Asia-Pacific progressing in education, but still “unfinished business”, UNESCO’s Education chief says
Since the Education for All (EFA) goals were established in 2000, the Asia-Pacific region has made tremendous strides in education, but while it's important to recognize successes, UNESCO Assistant Director-General for Education, Qian Tang, says there is no time for complacency, with much "unfinished business" to tend to.
Mr Tang recently attended the recent Asia-Pacific Regional Education Conference (APREC) held in Bangkok in August, where high-level officials from throughout the region gathered to share EFA experiences as well as agree on priority areas post-2015.
Speaking on the sidelines of APREC, Mr Tang offered his views on the importance of the conference and the need to address disparities between and within countries, while dealing with economic constraints.
What is your assessment of the progress made towards EFA goals in Asia-Pacific?
People have said over the past 10 years or so that Asia is the engine of development for the world. It's similar with education. Education development in Asia-Pacific is in a leading position if you compare it with global development. Traditionally, Asian cultures have made education a priority for family and for society. They have a good tradition, but in the last 15 years, more and more countries, particularly Least Developed Countries have started catching up.
From 1999 to 2011, significant progress has been made toward all six EFA goals in the Asia-Pacific region, particularly in universal primary education and gender parity. In the next 15 years, I would like to see the Asia-Pacific region maintain this position to try and lead further development in education, particularly in terms of promoting equity and equality.
Equity and equality – could you discuss those goals in the Asia-Pacific regional context?
I think the biggest challenge is balanced development between countries and also within countries. In this region you have the most developed countries and the least developed. In regional cooperation efforts, developed countries can help the region.
There are also challenges within countries. Shanghai, for example, is more developed than other parts of China. This is also a challenge for national policy-makers – to address the gaps and achieve a balance between different regions.
When you were appointed to the ADG post in 2010, you spoke of how the vision of EFA goals was narrowed to the Millennium Development Goals (MDGs) of universal primary education and gender equality. What were the challenges posed by this narrower focus in advancing the education development agenda globally?
In the last few years since I've been the ADG, I've met close to 100 ministers of education. When I met Latin American education ministers, they told me ‘Your MDG [universal primary education] has nothing to do with us because primary education is no longer a challenge for us. It was universalized a long time ago.’ They said, ‘The next time you set up a global goal think about us, think about the relevance to middle-income countries and even OECD countries.’
Similarly, when I spoke to the Secretary of Education of the United States a couple of years ago, he said 'I have a big challenge' – with functional literacy, and equity, even in the United States. We should have an agenda that is universally relevant. That is why we are promoting a holistic approach; we're talking about a lifelong learning process, we're talking about access, equity, quality and lifelong learning – something that's relevant for everyone.

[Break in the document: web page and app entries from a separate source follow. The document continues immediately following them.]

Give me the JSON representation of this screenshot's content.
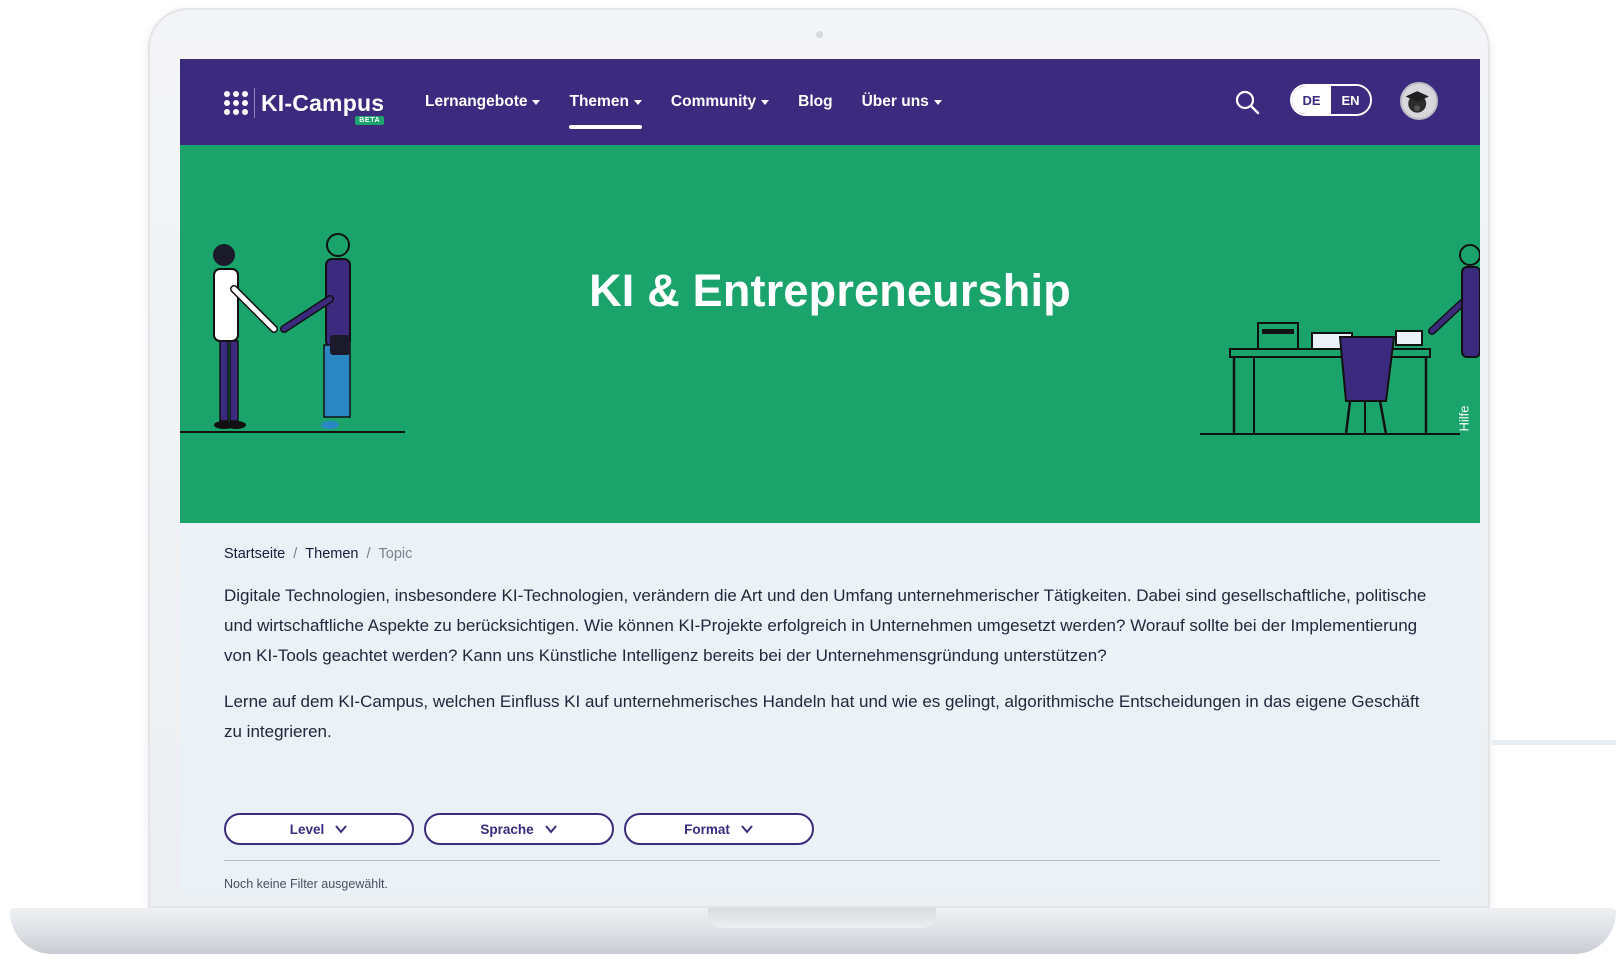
{
  "header": {
    "logo_text": "KI-Campus",
    "logo_badge": "BETA",
    "nav": [
      {
        "label": "Lernangebote",
        "has_dropdown": true,
        "active": false
      },
      {
        "label": "Themen",
        "has_dropdown": true,
        "active": true
      },
      {
        "label": "Community",
        "has_dropdown": true,
        "active": false
      },
      {
        "label": "Blog",
        "has_dropdown": false,
        "active": false
      },
      {
        "label": "Über uns",
        "has_dropdown": true,
        "active": false
      }
    ],
    "search_icon": "search-icon",
    "languages": [
      {
        "label": "DE",
        "selected": true
      },
      {
        "label": "EN",
        "selected": false
      }
    ],
    "avatar_icon": "user-avatar"
  },
  "hero": {
    "title": "KI & Entrepreneurship",
    "help_tab": "Hilfe",
    "background": "#1ba36c"
  },
  "breadcrumb": {
    "items": [
      "Startseite",
      "Themen",
      "Topic"
    ],
    "separator": "/"
  },
  "intro": {
    "paragraph1": "Digitale Technologien, insbesondere KI-Technologien, verändern die Art und den Umfang unternehmerischer Tätigkeiten. Dabei sind gesellschaftliche, politische und wirtschaftliche Aspekte zu berücksichtigen. Wie können KI-Projekte erfolgreich in Unternehmen umgesetzt werden? Worauf sollte bei der Implementierung von KI-Tools geachtet werden? Kann uns Künstliche Intelligenz bereits bei der Unternehmensgründung unterstützen?",
    "paragraph2": "Lerne auf dem KI-Campus, welchen Einfluss KI auf unternehmerisches Handeln hat und wie es gelingt, algorithmische Entscheidungen in das eigene Geschäft zu integrieren."
  },
  "filters": {
    "items": [
      {
        "label": "Level"
      },
      {
        "label": "Sprache"
      },
      {
        "label": "Format"
      }
    ],
    "status": "Noch keine Filter ausgewählt."
  },
  "colors": {
    "navbar": "#3b2a7e",
    "hero": "#1ba36c",
    "page_bg": "#eaf1f7",
    "accent": "#3b2a7e"
  }
}
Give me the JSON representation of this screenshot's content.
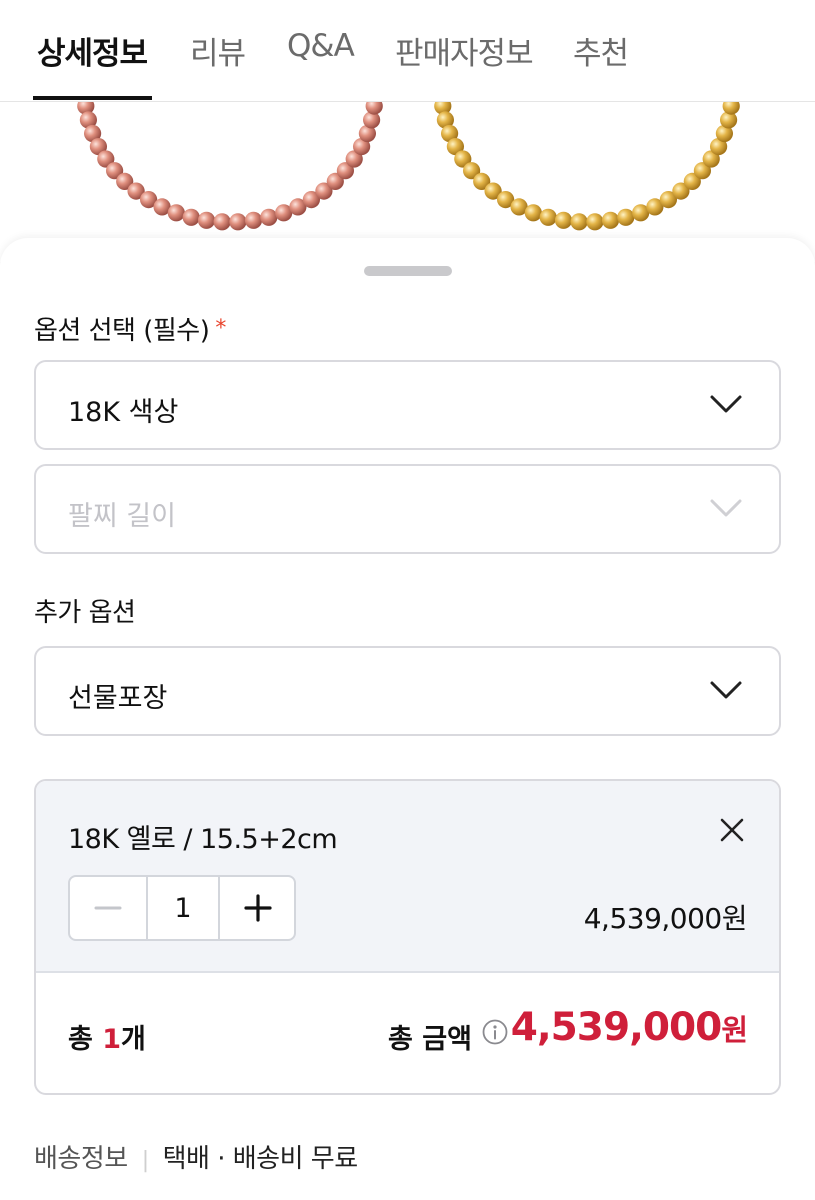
{
  "tabs": [
    {
      "label": "상세정보",
      "active": true
    },
    {
      "label": "리뷰",
      "active": false
    },
    {
      "label": "Q&A",
      "active": false
    },
    {
      "label": "판매자정보",
      "active": false
    },
    {
      "label": "추천",
      "active": false
    }
  ],
  "product_image": {
    "bracelets": [
      {
        "color_name": "rose-gold",
        "color": "#d9867a"
      },
      {
        "color_name": "yellow-gold",
        "color": "#e0b043"
      }
    ]
  },
  "options": {
    "required_label": "옵션 선택 (필수)",
    "required_mark": "*",
    "color_select": {
      "value": "18K 색상",
      "icon": "chevron-down-icon"
    },
    "length_select": {
      "placeholder": "팔찌 길이",
      "disabled": true,
      "icon": "chevron-down-icon"
    },
    "extra_label": "추가 옵션",
    "extra_select": {
      "value": "선물포장",
      "icon": "chevron-down-icon"
    }
  },
  "selected_item": {
    "name": "18K 옐로 / 15.5+2cm",
    "quantity": "1",
    "price": "4,539,000원",
    "decrease_icon": "minus-icon",
    "increase_icon": "plus-icon",
    "remove_icon": "close-icon"
  },
  "summary": {
    "count_prefix": "총 ",
    "count_number": "1",
    "count_suffix": "개",
    "amount_label": "총 금액",
    "amount_number": "4,539,000",
    "amount_unit": "원",
    "info_icon": "info-icon"
  },
  "shipping": {
    "label": "배송정보",
    "separator": "|",
    "value": "택배 · 배송비 무료"
  },
  "colors": {
    "accent_red": "#cf1f3a",
    "required_star": "#e8442d",
    "item_bg": "#f2f4f8"
  }
}
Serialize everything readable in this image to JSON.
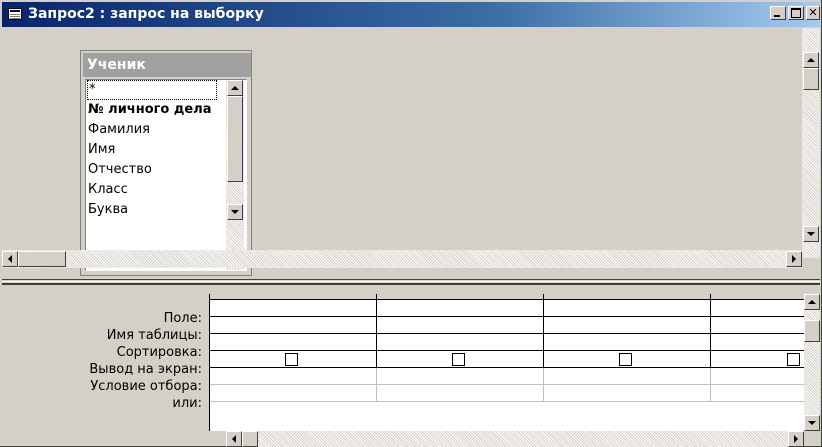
{
  "window": {
    "title": "Запрос2 : запрос на выборку",
    "controls": {
      "minimize": "_",
      "maximize": "□",
      "close": "✕"
    },
    "icons": [
      "query-window-icon",
      "minimize-icon",
      "maximize-icon",
      "close-icon"
    ]
  },
  "field_list": {
    "table_name": "Ученик",
    "items": [
      {
        "label": "*",
        "bold": false,
        "selected": true
      },
      {
        "label": "№ личного дела",
        "bold": true,
        "selected": false
      },
      {
        "label": "Фамилия",
        "bold": false,
        "selected": false
      },
      {
        "label": "Имя",
        "bold": false,
        "selected": false
      },
      {
        "label": "Отчество",
        "bold": false,
        "selected": false
      },
      {
        "label": "Класс",
        "bold": false,
        "selected": false
      },
      {
        "label": "Буква",
        "bold": false,
        "selected": false
      }
    ]
  },
  "design_grid": {
    "row_labels": {
      "field": "Поле:",
      "table": "Имя таблицы:",
      "sort": "Сортировка:",
      "show": "Вывод на экран:",
      "criteria": "Условие отбора:",
      "or": "или:"
    },
    "columns": [
      {
        "field": "",
        "table": "",
        "sort": "",
        "show": false,
        "criteria": "",
        "or": ""
      },
      {
        "field": "",
        "table": "",
        "sort": "",
        "show": false,
        "criteria": "",
        "or": ""
      },
      {
        "field": "",
        "table": "",
        "sort": "",
        "show": false,
        "criteria": "",
        "or": ""
      },
      {
        "field": "",
        "table": "",
        "sort": "",
        "show": false,
        "criteria": "",
        "or": ""
      }
    ]
  },
  "colors": {
    "titlebar_start": "#0a246a",
    "titlebar_end": "#a6caf0",
    "face": "#d4d0c8",
    "field_list_title": "#a0a0a0"
  }
}
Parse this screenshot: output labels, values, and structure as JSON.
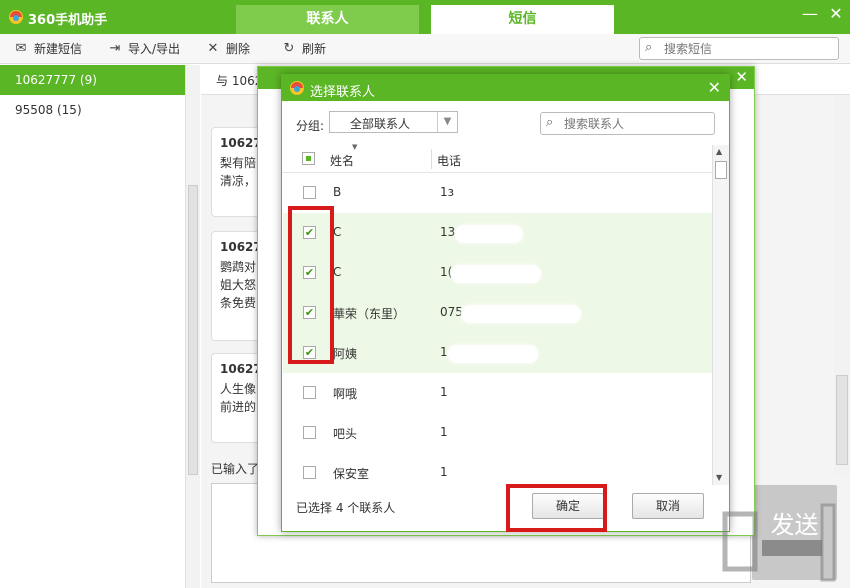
{
  "app": {
    "title": "360手机助手",
    "minimize": "—",
    "close": "✕"
  },
  "tabs": [
    {
      "label": "联系人"
    },
    {
      "label": "短信"
    }
  ],
  "toolbar": {
    "new_sms": "新建短信",
    "import_export": "导入/导出",
    "delete": "删除",
    "refresh": "刷新",
    "search_placeholder": "搜索短信"
  },
  "sidebar": {
    "items": [
      {
        "label": "10627777 (9)"
      },
      {
        "label": "95508 (15)"
      }
    ]
  },
  "conversation": {
    "header_prefix": "与 1062",
    "messages": [
      {
        "sender": "10627",
        "text": "梨有陪清凉，"
      },
      {
        "sender": "10627",
        "text": "鹦鹉对姐大怒条免费"
      },
      {
        "sender": "10627",
        "text": "人生像前进的"
      }
    ],
    "typed_label": "已输入了",
    "send_label": "发送"
  },
  "dialog": {
    "title": "选择联系人",
    "close": "✕",
    "group_label": "分组:",
    "group_value": "全部联系人",
    "search_placeholder": "搜索联系人",
    "col_name": "姓名",
    "col_phone": "电话",
    "contacts": [
      {
        "name": "B",
        "phone": "1з",
        "checked": false
      },
      {
        "name": "C",
        "phone": "13",
        "checked": true
      },
      {
        "name": "C",
        "phone": "1(",
        "checked": true
      },
      {
        "name": "華荣（东里）",
        "phone": "075",
        "checked": true
      },
      {
        "name": "阿姨",
        "phone": "1",
        "checked": true
      },
      {
        "name": "啊哦",
        "phone": "1",
        "checked": false
      },
      {
        "name": "吧头",
        "phone": "1",
        "checked": false
      },
      {
        "name": "保安室",
        "phone": "1",
        "checked": false
      }
    ],
    "selected_count_text": "已选择 4 个联系人",
    "ok_label": "确定",
    "cancel_label": "取消"
  },
  "colors": {
    "brand_green": "#5bb625",
    "highlight_red": "#d81a1a",
    "selected_row": "#eef8e6"
  }
}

I don't think any country in this world can claim to have reached that goal. That is a very high, but achievable, goal, relevant for everybody, and of course different countries have different capacities.
How have the recent organizational financial challenges affected UNESCO's work in education?
In the last few years, our budget was reduced by 30-40%. But at the same time we have had a surge in additional resources. Most of these financial resources are targeted at the country level by donors. We convinced a lot of donors, countries and members of the private sector that UNESCO is a trusted partner, so we can implement programmes. For example, we have partnered with the Government of Pakistan on the implementation of the Malala Fund for Girls' Education.
[The financial challenges] made us make a greater effort to mobilize extra funds. In the education sector, I'm not worried about the lack of resources; I'm worried about the lack of staff to implement. We have funding coming, but we don't have enough staff. We are a victim of our own success.
Interview carried out by Noel Boivin, UNESCO Bangkok